→ **The task**
Go through the entries below and count the lines holding the word "可在合同中添加". Reply with only the number, please.

Stored items from a collection
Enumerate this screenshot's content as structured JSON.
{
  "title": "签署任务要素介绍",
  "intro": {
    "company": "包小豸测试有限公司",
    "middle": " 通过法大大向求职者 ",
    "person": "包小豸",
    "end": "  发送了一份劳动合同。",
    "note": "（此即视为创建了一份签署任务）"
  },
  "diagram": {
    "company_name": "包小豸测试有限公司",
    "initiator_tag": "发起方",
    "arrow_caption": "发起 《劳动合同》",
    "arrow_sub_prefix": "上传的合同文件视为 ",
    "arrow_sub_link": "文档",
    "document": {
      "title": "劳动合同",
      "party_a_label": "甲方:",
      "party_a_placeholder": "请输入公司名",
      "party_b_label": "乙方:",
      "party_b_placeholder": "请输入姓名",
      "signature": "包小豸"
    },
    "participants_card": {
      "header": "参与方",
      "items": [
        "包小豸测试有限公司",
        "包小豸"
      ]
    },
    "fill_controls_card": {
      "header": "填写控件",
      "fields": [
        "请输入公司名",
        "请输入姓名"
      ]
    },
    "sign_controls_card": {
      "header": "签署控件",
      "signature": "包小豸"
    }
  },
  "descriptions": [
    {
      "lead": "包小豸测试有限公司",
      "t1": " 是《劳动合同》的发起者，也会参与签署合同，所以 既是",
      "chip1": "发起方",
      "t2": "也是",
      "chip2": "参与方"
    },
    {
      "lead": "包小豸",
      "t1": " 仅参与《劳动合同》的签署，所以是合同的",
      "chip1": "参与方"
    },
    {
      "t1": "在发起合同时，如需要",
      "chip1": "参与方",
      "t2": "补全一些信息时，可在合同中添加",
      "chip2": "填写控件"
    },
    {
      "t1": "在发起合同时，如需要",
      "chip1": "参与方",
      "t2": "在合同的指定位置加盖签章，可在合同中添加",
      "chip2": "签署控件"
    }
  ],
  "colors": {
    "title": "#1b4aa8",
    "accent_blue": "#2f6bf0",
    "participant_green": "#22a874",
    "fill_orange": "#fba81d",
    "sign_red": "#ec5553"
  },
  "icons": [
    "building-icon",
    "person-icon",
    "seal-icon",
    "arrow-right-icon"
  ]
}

→ **Exercise result**
2